Femurs, from top to bottom: Homo erectus, life size and enlarged 3D print of Homo naledi, Paranthropus (two proximal fragments), Homo sapiens sapiens (two complete specimens).

Students were quite engaged with this lesson and there was considerable interest in printing other Homo naledi fossils. Claudia demonstrated the technology involved in creating 3D scans, manipulating the files with 3D software, and generating the print. The models produced of the femur took from 5 to 9 hours. We looked at the 3D files of the reconstructed skull and marveled at the software estimates of 60 hours to create a life sized 3D print. A number of the students were already quite familiar with the makerspace and the 3D technology and shared their own experiences with 3D scanning and printing.

Animated gif of a Neanderthal skull from La Chapelle-aux-Saints, France.
An animated gif of Marcellin Boule’s 1911 stereo card of the Neanderthal crania from La Chapelle-aux-Saints, from Lydia Pyne’s blog post on The Public Domain Review.
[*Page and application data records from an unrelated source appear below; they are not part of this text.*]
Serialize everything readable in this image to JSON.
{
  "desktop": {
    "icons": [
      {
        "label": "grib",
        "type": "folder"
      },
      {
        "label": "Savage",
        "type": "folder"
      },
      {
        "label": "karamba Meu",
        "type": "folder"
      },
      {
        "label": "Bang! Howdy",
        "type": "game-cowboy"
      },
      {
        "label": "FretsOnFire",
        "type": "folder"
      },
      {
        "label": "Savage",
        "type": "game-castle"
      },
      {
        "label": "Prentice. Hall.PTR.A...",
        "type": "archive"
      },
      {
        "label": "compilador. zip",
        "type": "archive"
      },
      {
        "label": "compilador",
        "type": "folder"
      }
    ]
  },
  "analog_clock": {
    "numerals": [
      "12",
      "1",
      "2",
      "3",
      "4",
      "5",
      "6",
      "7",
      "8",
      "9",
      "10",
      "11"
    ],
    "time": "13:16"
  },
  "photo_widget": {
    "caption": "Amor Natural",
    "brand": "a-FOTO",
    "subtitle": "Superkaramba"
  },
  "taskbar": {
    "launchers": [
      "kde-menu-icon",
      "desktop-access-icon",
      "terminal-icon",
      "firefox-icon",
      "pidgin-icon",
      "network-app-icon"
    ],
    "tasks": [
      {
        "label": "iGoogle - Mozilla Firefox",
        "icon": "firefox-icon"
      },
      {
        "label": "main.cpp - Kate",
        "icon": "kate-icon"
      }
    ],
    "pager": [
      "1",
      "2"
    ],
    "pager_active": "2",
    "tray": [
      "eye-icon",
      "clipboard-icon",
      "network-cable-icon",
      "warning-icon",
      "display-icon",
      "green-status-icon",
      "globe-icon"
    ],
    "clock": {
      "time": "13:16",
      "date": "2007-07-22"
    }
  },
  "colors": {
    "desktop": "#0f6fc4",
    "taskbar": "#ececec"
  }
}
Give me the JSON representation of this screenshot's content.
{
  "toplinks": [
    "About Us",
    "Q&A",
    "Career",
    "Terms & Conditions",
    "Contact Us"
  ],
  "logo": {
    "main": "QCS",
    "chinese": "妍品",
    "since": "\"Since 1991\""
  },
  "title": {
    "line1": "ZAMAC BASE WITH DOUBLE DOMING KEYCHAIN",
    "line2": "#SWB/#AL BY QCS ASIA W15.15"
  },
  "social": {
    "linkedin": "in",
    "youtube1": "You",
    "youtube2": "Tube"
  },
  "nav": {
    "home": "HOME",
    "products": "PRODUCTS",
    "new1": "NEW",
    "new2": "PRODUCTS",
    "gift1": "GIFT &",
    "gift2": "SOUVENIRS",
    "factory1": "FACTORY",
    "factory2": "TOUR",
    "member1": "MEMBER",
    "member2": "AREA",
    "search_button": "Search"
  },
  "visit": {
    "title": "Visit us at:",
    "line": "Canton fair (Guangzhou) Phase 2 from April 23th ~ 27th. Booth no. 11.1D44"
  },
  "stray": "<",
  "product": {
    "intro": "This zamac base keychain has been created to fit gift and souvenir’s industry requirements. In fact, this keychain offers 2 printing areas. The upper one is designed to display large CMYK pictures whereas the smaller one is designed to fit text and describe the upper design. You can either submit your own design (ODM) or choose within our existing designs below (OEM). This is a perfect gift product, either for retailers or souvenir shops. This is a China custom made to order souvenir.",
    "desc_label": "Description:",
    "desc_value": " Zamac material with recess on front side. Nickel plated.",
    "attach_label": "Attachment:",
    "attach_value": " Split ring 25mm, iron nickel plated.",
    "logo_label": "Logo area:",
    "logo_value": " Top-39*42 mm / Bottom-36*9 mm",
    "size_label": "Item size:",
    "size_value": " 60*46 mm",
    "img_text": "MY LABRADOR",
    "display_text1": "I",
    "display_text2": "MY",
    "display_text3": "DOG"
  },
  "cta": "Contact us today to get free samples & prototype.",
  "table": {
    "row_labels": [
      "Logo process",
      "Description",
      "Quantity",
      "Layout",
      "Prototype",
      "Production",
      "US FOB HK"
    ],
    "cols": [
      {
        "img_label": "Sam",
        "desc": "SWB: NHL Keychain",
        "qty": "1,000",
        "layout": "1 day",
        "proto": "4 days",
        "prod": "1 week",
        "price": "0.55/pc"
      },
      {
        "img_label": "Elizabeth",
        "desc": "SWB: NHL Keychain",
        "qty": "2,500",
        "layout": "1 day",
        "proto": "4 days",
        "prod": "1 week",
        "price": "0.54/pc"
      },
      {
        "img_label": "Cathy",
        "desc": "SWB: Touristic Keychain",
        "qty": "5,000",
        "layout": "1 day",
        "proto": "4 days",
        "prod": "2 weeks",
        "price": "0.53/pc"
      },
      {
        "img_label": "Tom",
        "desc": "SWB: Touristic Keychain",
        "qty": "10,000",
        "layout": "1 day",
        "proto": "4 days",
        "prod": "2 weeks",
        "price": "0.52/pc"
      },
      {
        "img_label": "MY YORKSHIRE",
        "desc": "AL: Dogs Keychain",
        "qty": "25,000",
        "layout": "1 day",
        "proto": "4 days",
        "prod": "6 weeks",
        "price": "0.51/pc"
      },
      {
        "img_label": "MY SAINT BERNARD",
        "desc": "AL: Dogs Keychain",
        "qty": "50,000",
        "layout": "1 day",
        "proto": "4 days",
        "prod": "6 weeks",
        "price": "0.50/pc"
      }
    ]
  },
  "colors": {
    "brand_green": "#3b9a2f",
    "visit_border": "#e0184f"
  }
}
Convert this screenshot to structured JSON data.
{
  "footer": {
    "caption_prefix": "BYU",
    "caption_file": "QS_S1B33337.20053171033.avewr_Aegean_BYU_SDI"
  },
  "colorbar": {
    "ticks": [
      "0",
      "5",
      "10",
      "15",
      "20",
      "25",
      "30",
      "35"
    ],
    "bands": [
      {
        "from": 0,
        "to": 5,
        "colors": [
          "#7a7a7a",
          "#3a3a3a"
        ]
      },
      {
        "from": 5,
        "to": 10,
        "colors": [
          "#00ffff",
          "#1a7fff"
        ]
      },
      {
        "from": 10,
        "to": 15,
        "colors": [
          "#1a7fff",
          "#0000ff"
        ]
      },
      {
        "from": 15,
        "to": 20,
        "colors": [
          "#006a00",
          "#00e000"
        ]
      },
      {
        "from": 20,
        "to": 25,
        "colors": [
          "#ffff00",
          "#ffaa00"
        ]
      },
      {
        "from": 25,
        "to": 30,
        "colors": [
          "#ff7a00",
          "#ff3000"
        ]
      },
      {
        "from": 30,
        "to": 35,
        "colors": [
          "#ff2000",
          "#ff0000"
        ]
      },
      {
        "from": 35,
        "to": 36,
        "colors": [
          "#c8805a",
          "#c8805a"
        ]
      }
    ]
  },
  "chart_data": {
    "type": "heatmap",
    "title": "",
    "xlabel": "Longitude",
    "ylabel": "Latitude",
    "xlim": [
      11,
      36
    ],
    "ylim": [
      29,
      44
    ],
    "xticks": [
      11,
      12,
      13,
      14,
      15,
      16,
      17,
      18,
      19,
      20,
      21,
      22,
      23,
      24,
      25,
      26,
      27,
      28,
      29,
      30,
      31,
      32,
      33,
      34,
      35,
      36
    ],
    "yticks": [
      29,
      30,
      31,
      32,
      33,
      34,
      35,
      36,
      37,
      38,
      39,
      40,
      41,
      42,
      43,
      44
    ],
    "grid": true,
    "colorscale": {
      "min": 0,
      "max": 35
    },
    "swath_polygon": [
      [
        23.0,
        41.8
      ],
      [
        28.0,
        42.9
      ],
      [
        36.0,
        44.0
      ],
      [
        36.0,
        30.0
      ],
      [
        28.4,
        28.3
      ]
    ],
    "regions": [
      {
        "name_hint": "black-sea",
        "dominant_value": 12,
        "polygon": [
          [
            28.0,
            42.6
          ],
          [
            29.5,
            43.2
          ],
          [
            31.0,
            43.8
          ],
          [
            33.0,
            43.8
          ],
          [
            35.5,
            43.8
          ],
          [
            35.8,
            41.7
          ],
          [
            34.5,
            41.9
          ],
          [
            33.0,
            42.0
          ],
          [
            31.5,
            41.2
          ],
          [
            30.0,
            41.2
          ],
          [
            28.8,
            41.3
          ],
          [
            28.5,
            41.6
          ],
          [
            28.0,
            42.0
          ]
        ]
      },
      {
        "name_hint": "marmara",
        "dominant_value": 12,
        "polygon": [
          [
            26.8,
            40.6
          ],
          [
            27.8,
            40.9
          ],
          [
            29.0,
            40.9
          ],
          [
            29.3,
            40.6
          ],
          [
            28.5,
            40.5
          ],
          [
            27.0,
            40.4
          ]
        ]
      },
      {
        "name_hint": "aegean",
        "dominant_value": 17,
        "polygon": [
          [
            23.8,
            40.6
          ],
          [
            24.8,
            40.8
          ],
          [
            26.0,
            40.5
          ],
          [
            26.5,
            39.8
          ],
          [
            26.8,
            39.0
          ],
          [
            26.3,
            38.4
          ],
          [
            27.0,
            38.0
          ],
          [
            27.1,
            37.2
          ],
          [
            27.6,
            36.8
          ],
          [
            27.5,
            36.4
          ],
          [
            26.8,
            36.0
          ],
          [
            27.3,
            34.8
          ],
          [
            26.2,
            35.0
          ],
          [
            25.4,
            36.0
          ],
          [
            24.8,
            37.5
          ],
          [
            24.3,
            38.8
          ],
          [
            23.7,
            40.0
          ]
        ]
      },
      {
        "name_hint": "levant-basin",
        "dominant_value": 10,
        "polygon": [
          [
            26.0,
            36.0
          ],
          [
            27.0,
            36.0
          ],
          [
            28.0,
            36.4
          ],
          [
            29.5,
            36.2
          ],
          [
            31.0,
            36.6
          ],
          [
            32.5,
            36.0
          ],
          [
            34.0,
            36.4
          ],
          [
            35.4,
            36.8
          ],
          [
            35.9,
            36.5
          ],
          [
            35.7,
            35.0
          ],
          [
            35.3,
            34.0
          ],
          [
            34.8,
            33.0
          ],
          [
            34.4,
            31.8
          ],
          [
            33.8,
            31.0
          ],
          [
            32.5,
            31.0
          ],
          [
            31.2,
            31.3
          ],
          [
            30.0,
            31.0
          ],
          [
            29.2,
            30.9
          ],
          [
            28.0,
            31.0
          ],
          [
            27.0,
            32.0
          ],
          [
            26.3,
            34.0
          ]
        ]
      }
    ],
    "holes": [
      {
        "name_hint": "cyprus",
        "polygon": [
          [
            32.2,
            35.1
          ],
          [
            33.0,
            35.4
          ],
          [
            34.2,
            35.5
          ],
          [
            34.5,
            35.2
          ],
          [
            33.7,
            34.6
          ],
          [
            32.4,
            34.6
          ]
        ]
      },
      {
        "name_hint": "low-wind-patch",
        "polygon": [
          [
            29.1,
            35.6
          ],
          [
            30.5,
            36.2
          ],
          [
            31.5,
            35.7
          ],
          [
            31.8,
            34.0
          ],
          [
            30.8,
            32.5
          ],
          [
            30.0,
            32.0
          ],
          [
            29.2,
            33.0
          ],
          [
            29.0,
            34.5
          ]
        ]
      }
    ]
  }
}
We learned at the end of September that this was not the first time 3D data for a fossil human had been publicly shared. In his 1911 publication on the Neanderthal skeleton excavated at the French site of La Chapelle-aux-Saints, Marcellin Boule included stereo views of the skull that could be viewed with a stereoscope. Lydia Pyne—in her terrific 2016 book Seven Skulls: The Evolution of the World’s Most Famous Human Fossils—talks about Boule’s work and the stereo views (also see her blog post that highlights free, online versions of Boule’s publication and animated gifs of the skull). Unfortunately, it is difficult (or down right impossible) and expensive to obtain plaster casts or models of most human fossils. Hopefully the sharing of the Homo naledi 3D data will continue with future discoveries and with older fossils that exist in museum collections.

Conversations about the 3D print of the Homo naledi femur continued in classes well after the visit to the makerspace as we talked about the origins of bipedalism, its great antiquity to at least 6 or 7 million years ago and the fossil hominin Sahelanthropus tchadensis, and the multiplicity of ideas about the adaptive advantages and disadvantages of bipedalism in hominins (there are at least 13!).